Next, a few lawyers suggested the Court might consider moving from forms-based pleadings, most notably with the petition for benefit determination, to the complaint and answer format in other civil cases.
It’s an intriguing idea that would be helpful in complex cases, with multiple parties, and where all are represented by counsel. However, no plan is in place currently to adopt this change. It would require revisions to the statute, and the time to suggest amendments this year has passed. However, feel free to reach out to your legislators if you’d like to see this change.
An attorney also raised the question of how to move a case along after a petition for benefit determination has been filed.
The Chief reminded of a common misperception about when the Court has jurisdiction. Many think that the Court doesn’t have jurisdiction until a dispute certification notice is filed. However, any time after the filing of a petition, a party may file motions, and the Court can issue orders to address any issues other than medical and temporary benefits.
By far, the settlement approval process was the biggest topic of interest.
The Court has always entertained specific requests to conduct approvals by phone, if, for example, the employee has moved out of state, is elderly and unable to drive, undergoing cancer treatment, etc.
When COVID hit, we made the change to conduct all approvals by phone. Now that people are getting vaccinated, businesses are opening again, and mask mandates are lifted, do we continue conducting approvals by phone or return to in-person hearings?
The answer (at least temporarily) is a resounding YES!
Starting after Labor Day, we’ll move to a hybrid system, where we will hold both in-person and telephone approvals. Each office will have a protocol for its hybrid system. Closer to September, look for a blog post with details, and of course check our website for updated information.
The goal is to return to all in-person settlement approval hearings in January 2022. This presumes that by then, we will have achieved a safe degree of herd immunity, we won’t all be needing booster vaccinations, and COVID-19 and its variants are under control, etc. This is an aspirational goal for now.
Of course, we’ll still entertain requests for telephone hearings in cases with extenuating circumstances.
Some attorneys would like the Court to continue doing telephone settlements indefinitely, while others would like to return to in-person hearings as soon as possible. As with many things in life, there are pros and cons to each, and we can’t make everyone happy.
From the perspective of a judge, it’s beneficial to have the employee in front of you to make sure they fully understand all the terms of the settlement and all their questions have been answered. Plus, believe it or not, we miss seeing attorneys and employees.
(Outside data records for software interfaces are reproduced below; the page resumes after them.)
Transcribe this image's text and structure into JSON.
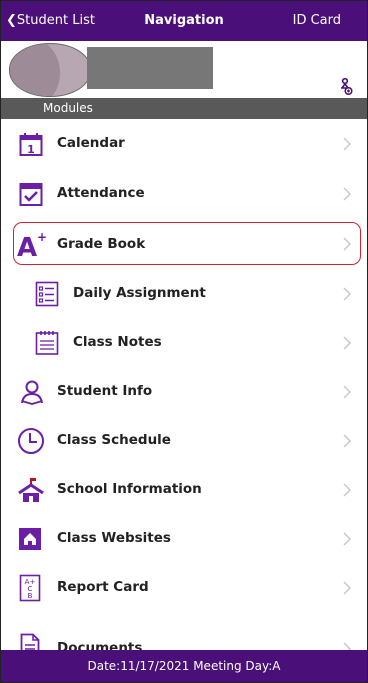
{
  "header": {
    "back_label": "Student List",
    "title": "Navigation",
    "right_label": "ID Card"
  },
  "profile": {
    "avatar": "student-photo",
    "name_redacted": true
  },
  "section": {
    "label": "Modules"
  },
  "modules": [
    {
      "label": "Calendar",
      "icon": "calendar-icon"
    },
    {
      "label": "Attendance",
      "icon": "attendance-check-icon"
    },
    {
      "label": "Grade Book",
      "icon": "a-plus-icon",
      "selected": true
    },
    {
      "label": "Daily Assignment",
      "icon": "checklist-icon"
    },
    {
      "label": "Class Notes",
      "icon": "notes-icon"
    },
    {
      "label": "Student Info",
      "icon": "student-icon"
    },
    {
      "label": "Class Schedule",
      "icon": "clock-icon"
    },
    {
      "label": "School Information",
      "icon": "school-icon"
    },
    {
      "label": "Class Websites",
      "icon": "website-icon"
    },
    {
      "label": "Report Card",
      "icon": "report-card-icon"
    },
    {
      "label": "Documents",
      "icon": "document-icon"
    }
  ],
  "footer": {
    "text": "Date:11/17/2021 Meeting Day:A"
  },
  "colors": {
    "brand": "#4a0f78",
    "section": "#595959",
    "highlight": "#d0252f"
  }
}
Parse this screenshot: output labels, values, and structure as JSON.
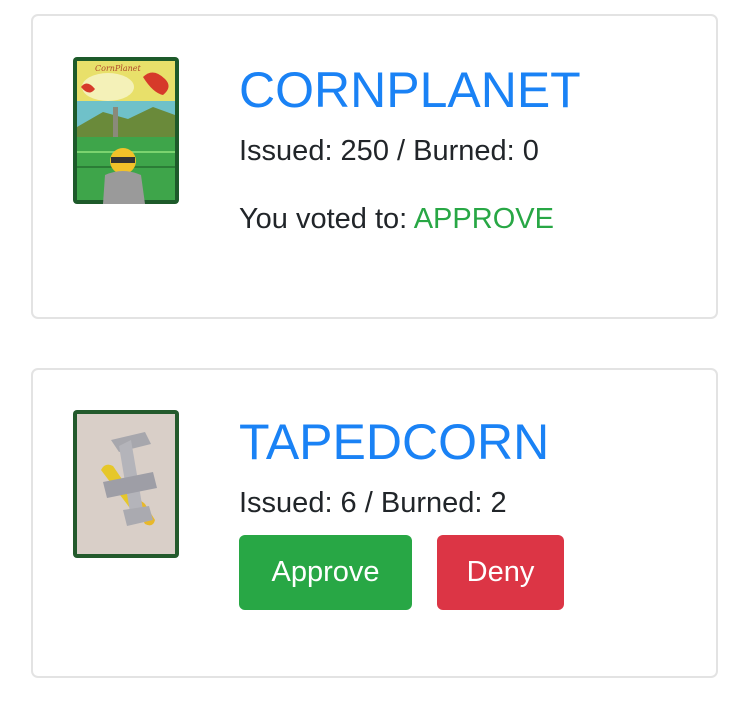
{
  "assets": [
    {
      "name": "CORNPLANET",
      "issued_label": "Issued:",
      "issued": "250",
      "burned_label": "Burned:",
      "burned": "0",
      "stats_text": "Issued: 250 / Burned: 0",
      "vote_prefix": "You voted to:",
      "vote_value": "APPROVE",
      "thumbnail_icon": "card-art-image"
    },
    {
      "name": "TAPEDCORN",
      "stats_text": "Issued: 6 / Burned: 2",
      "thumbnail_icon": "card-art-image",
      "approve_label": "Approve",
      "deny_label": "Deny"
    }
  ],
  "colors": {
    "link_blue": "#1a82f5",
    "approve_green": "#28a745",
    "deny_red": "#dc3545",
    "card_border": "#e3e3e3"
  }
}
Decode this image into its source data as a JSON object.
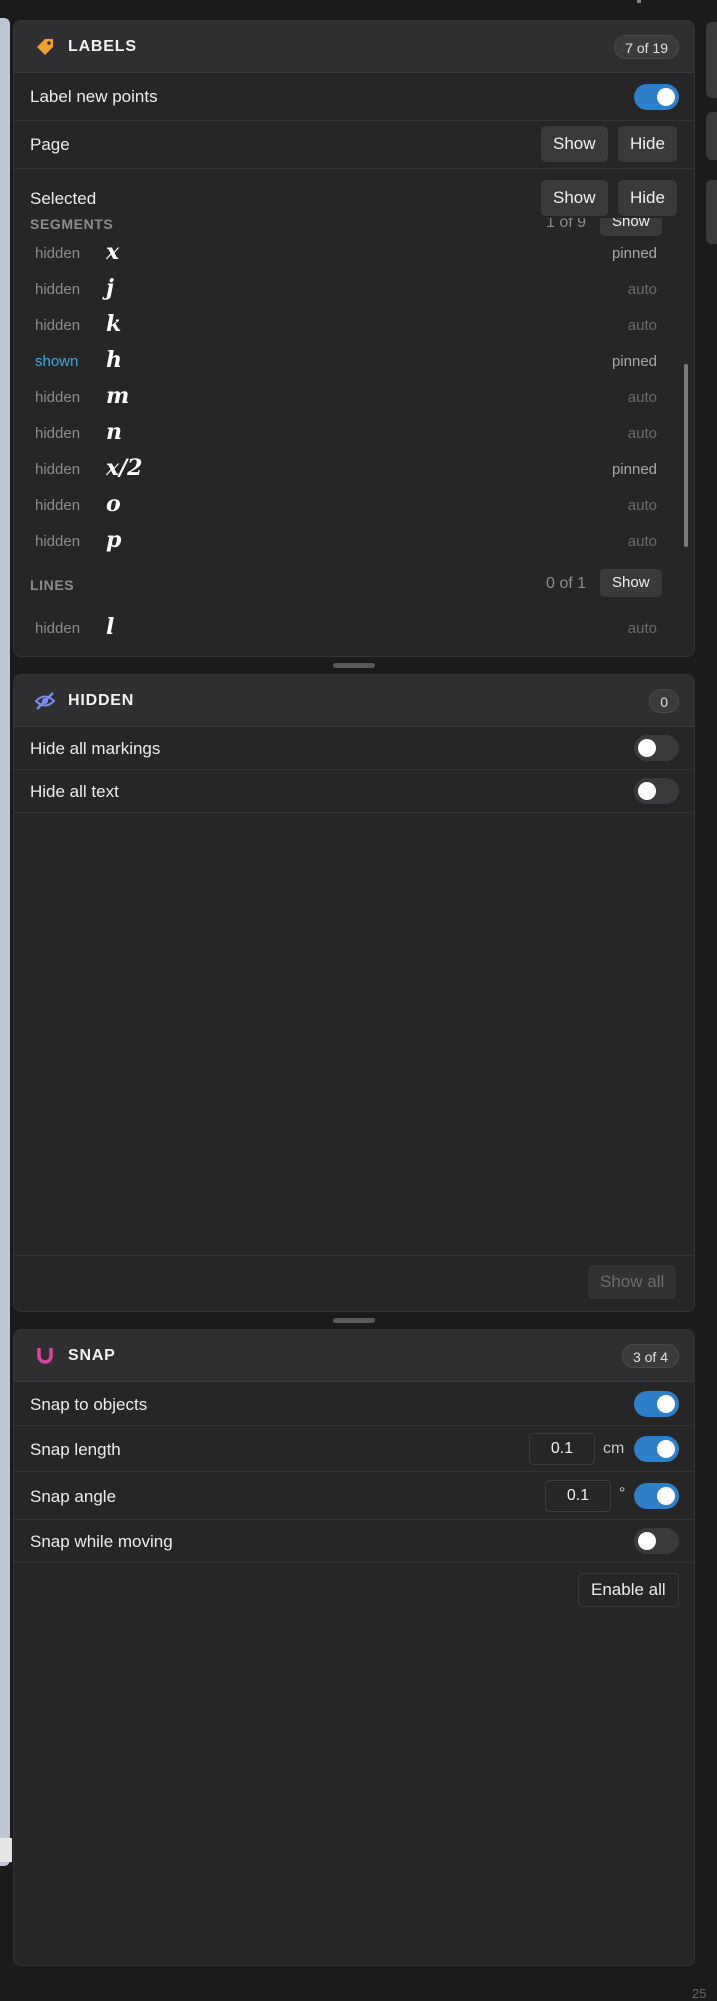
{
  "labels_panel": {
    "title": "LABELS",
    "badge": "7 of 19",
    "icon": "tag-icon",
    "label_new_points": {
      "label": "Label new points",
      "enabled": true
    },
    "page": {
      "label": "Page",
      "show": "Show",
      "hide": "Hide"
    },
    "selected": {
      "label": "Selected",
      "show": "Show",
      "hide": "Hide"
    },
    "segments": {
      "title": "SEGMENTS",
      "count": "1 of 9",
      "show": "Show",
      "items": [
        {
          "state": "hidden",
          "name": "x",
          "mode": "pinned"
        },
        {
          "state": "hidden",
          "name": "j",
          "mode": "auto"
        },
        {
          "state": "hidden",
          "name": "k",
          "mode": "auto"
        },
        {
          "state": "shown",
          "name": "h",
          "mode": "pinned"
        },
        {
          "state": "hidden",
          "name": "m",
          "mode": "auto"
        },
        {
          "state": "hidden",
          "name": "n",
          "mode": "auto"
        },
        {
          "state": "hidden",
          "name": "x/2",
          "mode": "pinned"
        },
        {
          "state": "hidden",
          "name": "o",
          "mode": "auto"
        },
        {
          "state": "hidden",
          "name": "p",
          "mode": "auto"
        }
      ]
    },
    "lines": {
      "title": "LINES",
      "count": "0 of 1",
      "show": "Show",
      "items": [
        {
          "state": "hidden",
          "name": "l",
          "mode": "auto"
        }
      ]
    }
  },
  "hidden_panel": {
    "title": "HIDDEN",
    "badge": "0",
    "icon": "eye-slash-icon",
    "hide_all_markings": {
      "label": "Hide all markings",
      "enabled": false
    },
    "hide_all_text": {
      "label": "Hide all text",
      "enabled": false
    },
    "show_all": "Show all"
  },
  "snap_panel": {
    "title": "SNAP",
    "badge": "3 of 4",
    "icon": "magnet-icon",
    "snap_to_objects": {
      "label": "Snap to objects",
      "enabled": true
    },
    "snap_length": {
      "label": "Snap length",
      "value": "0.1",
      "unit": "cm",
      "enabled": true
    },
    "snap_angle": {
      "label": "Snap angle",
      "value": "0.1",
      "unit": "°",
      "enabled": true
    },
    "snap_while_moving": {
      "label": "Snap while moving",
      "enabled": false
    },
    "enable_all": "Enable all"
  },
  "corner_text": "25",
  "colors": {
    "accent": "#2e7fc9",
    "shown": "#3aa8e8",
    "tag": "#f0a030",
    "magnet": "#e040a0",
    "eye_slash": "#7b8cf0"
  }
}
That about sums it up, folks. Our festival didn’t draw quite the same media coverage as Big Ears, but we’re still hailing it as a success. Thanks to all who attended the sessions.
We really do welcome your feedback and consider your suggestions. If you have any concerns, questions, comments, you don’t have to wait for the 2022 Listening Tour. Feel free to reach out any time.